A Manifesto for Social Change
Mbekis unfurl way to avert poor uprising
Moeletsi Mbeki likes to analyse politics and the economy in an epochal way
The wonderful and interesting thing about Moeletsi Mbeki’s work is how he places our situation within the broad sweep of history, avoiding the tendency of so many political commentators to attribute a disproportionate significance to current political events.
Mbeki likes to analyse politics and the economy in an epochal way. It is what makes his work valuable, but also a little abstract and difficult to translate into what it might mean for you, me and President Jacob Zuma, for example, in the next year or two.
His latest book, co-written with his niece, Nobantu Mbeki, is an attempt to extract from historical experience a practical call to action “to save SA”.
In A Manifesto for Social Change, the Mbekis set out to make the case for how SA can be diverted from the path on which it is set: a violent showdown between the black poor and the government, in which the state will grow increasingly repressive as the governing elite seek to hold onto power.
Most reviews of the book focus on the conclusion: what is required to avert this outcome is a new political coalition between the black poor, who have an interest in a growing and job-creating economy; sections of the middle-class, such as independent professionals, who are interested in the same; and the capitalist class, whose key concern is to regain access to the state to achieve long-term stability and security, which has been lost. Cut out of the equation are the African nationalists (or ANC), whose “self-serving obscurantism of the so-called champions of the poor amounts to a thinly veiled excuse to ascend to the reins of power and untold riches … in a morally bankrupt system of governance that lacks credible checks and balances”.
It is a conclusion that seems abstract and even far-fetched when viewed in the straitjacket of SA’s political party set-up, of an African nationalist governing party kept in power by the loyalty of masses of the poor; an alliance of minorities and capital, banded together in the DA; and the small radical-populist EFF.
In this set-up, where is change to come from? The ANC, lacking any real opposition on the left, is in a long, slow decline; the EFF, many believe, has hit the ceiling of its support, as radicalism has limited appeal to SA’s large conservative population; and the DA is up against its limits, being of the old establishment.
Mbeki did not arrive at his proposed “manifesto for social change” from an analysis of the current political set-up, but rather through an analysis of the historical social structure and what has propelled the transfer of power between elites through history.
SA is not a classic capitalist society, but a stunted one with an economy unable to absorb half of its working-age population in productive activity. This underclass keeps the ANC in power, with the welfare system playing a crucial role in the co-option.

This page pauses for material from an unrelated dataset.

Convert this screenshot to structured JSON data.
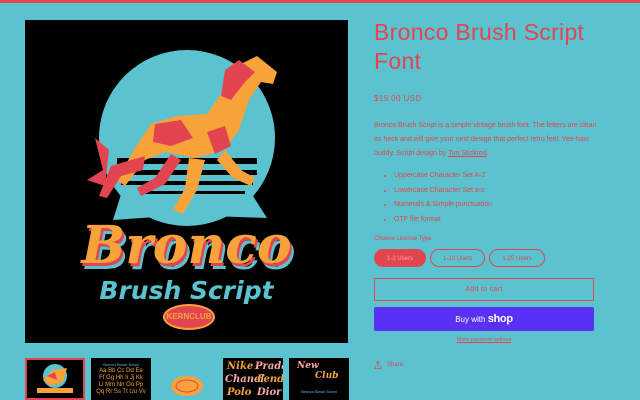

Due to deindustrialisation, the blue-collar working class that in the postdemocracy period shared state power with the African nationalists, is demobilised and marginalised, and no longer the force for change it once was.
The property-owning class, which held state power during both the eras of British colonial rule and Afrikaner nationalism, has lost its grip on the state and is increasingly insecure. As a result, it cannot plan and will not invest, with the stunted economy consequently in structural decline.
The African nationalists are the first political elite not to own property and have no option other than to finance its own consumption and accumulation of assets from state revenues.
This set of dynamics – an economy in structural decline; a large, jobless underclass and a political elite that cannot afford to give up state power – sets the stage for an inevitable and violent conflict between the underclass and the state, which will be met with repression.
SA can break out of this cycle, says Mbeki, if an alliance of social classes turns against the venal political elite. But for this to happen, an appropriate economic offering – or set of reforms or changes that promote job creation and arrest the decline of the economy – that can win the support of the underclass needs to be put on the table.
The book, a short one of only 120 pages, does not take us there. Neither does it take us to the next logical step of who could put such an offering together.